■ **Work to complete**:
Please show every line from the entries that carries the word "Navigation".

[Data entries]
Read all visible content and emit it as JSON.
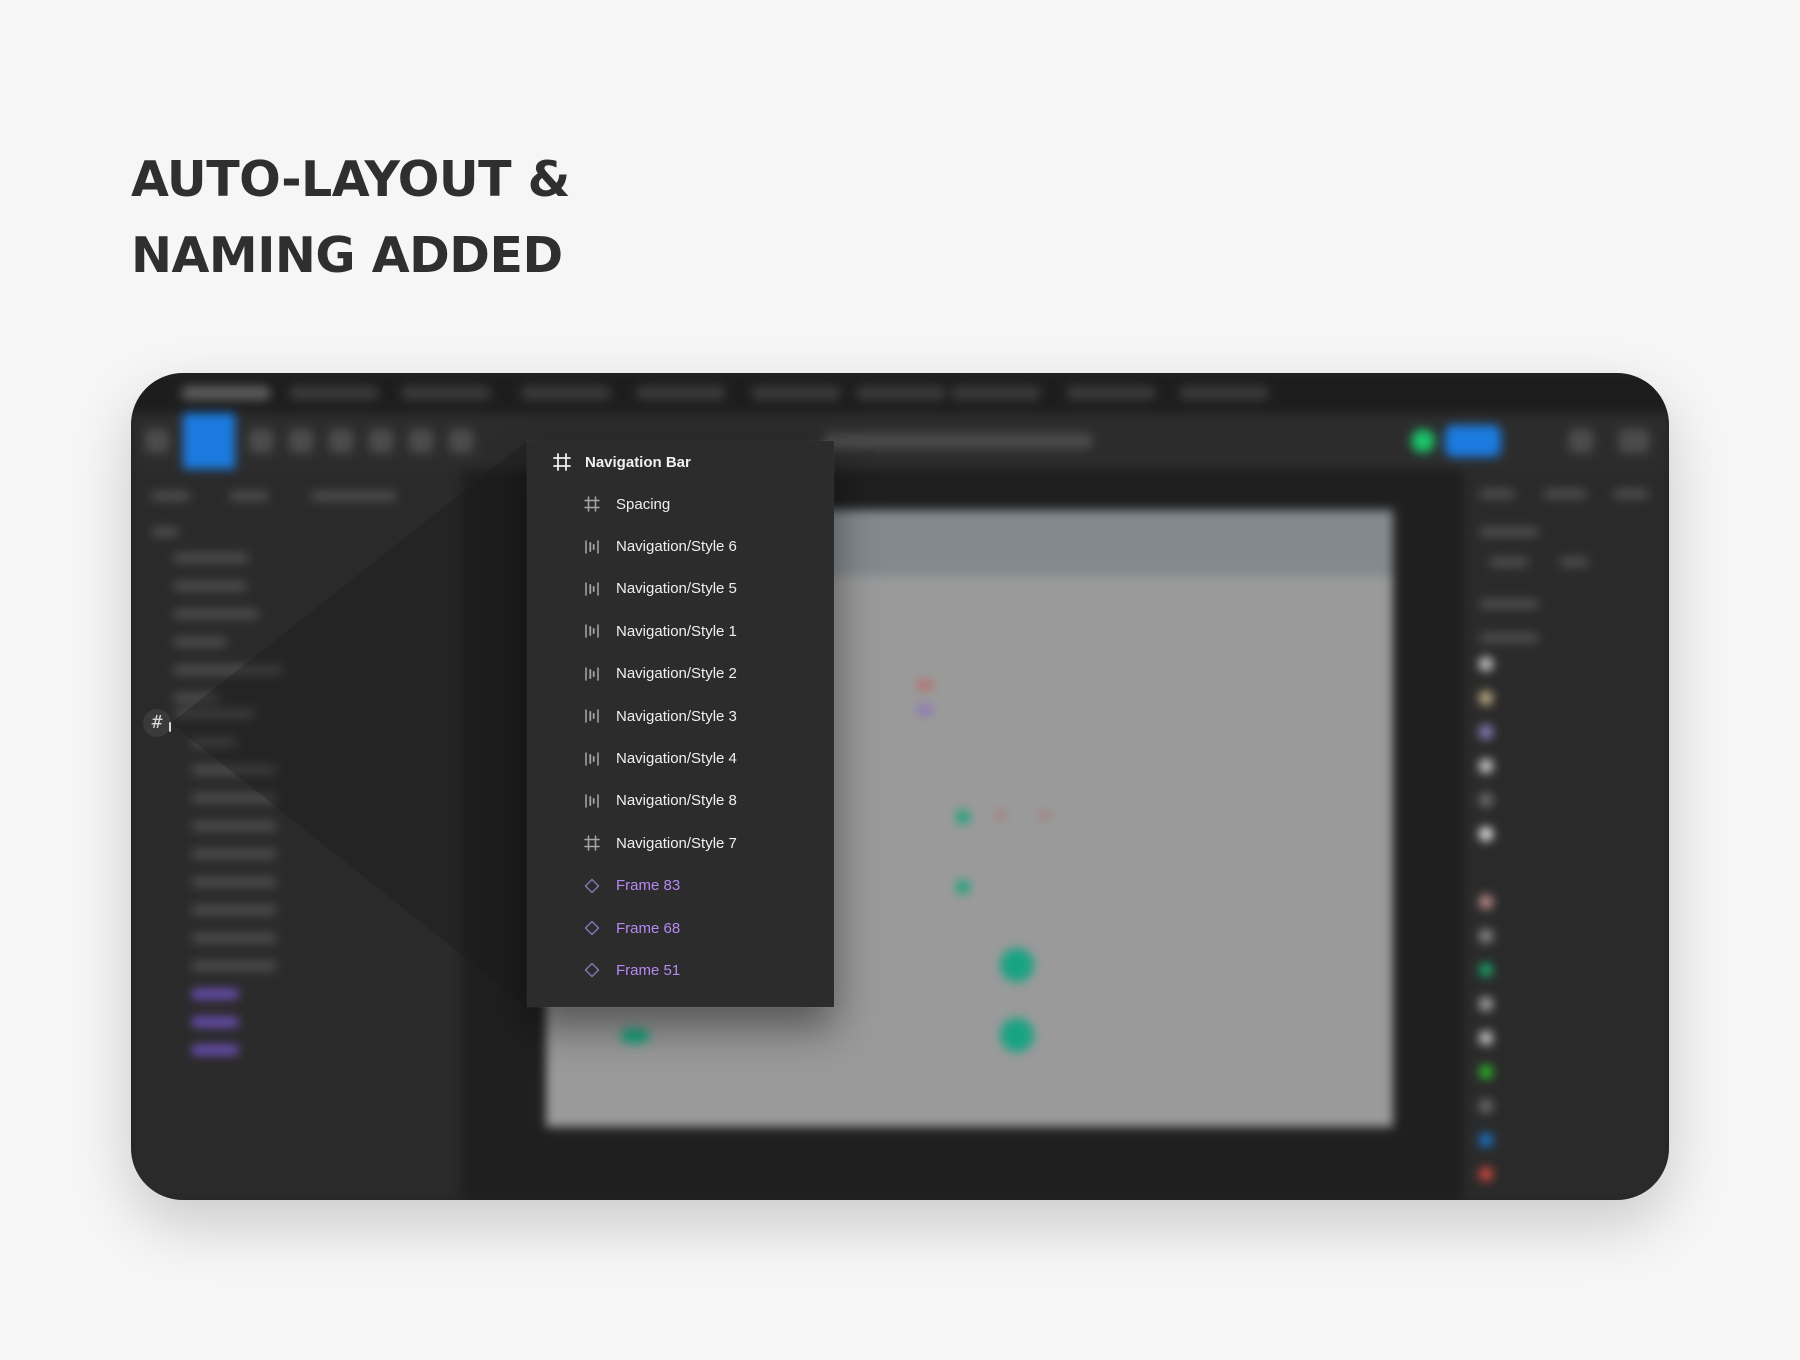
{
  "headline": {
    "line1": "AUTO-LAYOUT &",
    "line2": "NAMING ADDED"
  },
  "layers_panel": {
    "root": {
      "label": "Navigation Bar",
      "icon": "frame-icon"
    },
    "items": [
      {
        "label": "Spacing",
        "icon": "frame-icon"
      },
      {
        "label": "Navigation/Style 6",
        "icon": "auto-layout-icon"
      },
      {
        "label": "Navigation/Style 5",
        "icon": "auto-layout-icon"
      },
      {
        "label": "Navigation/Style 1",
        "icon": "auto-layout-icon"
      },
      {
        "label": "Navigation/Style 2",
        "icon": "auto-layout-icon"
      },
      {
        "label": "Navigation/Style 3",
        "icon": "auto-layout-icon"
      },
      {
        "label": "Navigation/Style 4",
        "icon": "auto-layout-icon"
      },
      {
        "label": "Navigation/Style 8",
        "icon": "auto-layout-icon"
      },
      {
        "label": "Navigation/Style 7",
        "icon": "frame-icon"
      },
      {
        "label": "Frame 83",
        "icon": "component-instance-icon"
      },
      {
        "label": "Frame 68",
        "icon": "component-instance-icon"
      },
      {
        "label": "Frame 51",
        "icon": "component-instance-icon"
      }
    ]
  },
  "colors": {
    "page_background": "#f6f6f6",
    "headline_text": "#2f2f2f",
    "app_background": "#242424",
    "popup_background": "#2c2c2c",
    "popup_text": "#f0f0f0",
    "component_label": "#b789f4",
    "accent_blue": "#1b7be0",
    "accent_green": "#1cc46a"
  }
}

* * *

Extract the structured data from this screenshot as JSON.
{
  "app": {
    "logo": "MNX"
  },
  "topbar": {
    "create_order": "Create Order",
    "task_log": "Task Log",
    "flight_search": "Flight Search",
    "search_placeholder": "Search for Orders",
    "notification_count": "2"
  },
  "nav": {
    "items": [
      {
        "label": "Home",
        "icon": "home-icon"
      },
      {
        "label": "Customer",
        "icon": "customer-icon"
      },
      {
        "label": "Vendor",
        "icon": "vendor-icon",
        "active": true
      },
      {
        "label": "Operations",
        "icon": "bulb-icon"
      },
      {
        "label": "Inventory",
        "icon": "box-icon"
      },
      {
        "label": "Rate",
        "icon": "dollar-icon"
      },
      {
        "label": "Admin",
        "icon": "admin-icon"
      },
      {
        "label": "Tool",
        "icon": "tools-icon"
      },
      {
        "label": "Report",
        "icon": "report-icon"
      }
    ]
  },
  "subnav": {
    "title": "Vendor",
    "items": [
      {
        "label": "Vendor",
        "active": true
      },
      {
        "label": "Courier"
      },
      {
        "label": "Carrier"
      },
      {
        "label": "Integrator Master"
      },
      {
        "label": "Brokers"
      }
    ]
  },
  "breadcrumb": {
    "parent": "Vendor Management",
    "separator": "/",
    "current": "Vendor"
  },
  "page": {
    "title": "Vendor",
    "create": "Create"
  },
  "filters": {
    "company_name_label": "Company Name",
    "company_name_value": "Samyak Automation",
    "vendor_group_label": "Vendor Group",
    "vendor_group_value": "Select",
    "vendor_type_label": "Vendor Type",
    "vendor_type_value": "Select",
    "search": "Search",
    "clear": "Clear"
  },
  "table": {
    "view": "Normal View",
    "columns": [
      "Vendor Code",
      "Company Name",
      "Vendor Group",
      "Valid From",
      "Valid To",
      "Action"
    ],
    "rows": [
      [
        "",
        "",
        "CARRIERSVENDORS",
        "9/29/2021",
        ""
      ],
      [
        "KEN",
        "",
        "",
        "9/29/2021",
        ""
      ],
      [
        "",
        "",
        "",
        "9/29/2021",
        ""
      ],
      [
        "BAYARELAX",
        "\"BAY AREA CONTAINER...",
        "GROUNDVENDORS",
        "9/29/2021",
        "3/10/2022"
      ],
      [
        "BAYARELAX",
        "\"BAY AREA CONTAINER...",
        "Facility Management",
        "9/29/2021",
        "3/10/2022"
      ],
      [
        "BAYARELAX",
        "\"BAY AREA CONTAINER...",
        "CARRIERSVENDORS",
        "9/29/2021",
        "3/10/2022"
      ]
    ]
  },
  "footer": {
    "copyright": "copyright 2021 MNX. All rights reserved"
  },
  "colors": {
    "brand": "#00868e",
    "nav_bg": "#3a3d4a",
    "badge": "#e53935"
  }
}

■ **Task answer**:
      "label": "Navigation Bar",
        "label": "Navigation/Style 6",
        "label": "Navigation/Style 5",
        "label": "Navigation/Style 1",
        "label": "Navigation/Style 2",
        "label": "Navigation/Style 3",
        "label": "Navigation/Style 4",
        "label": "Navigation/Style 8",
        "label": "Navigation/Style 7",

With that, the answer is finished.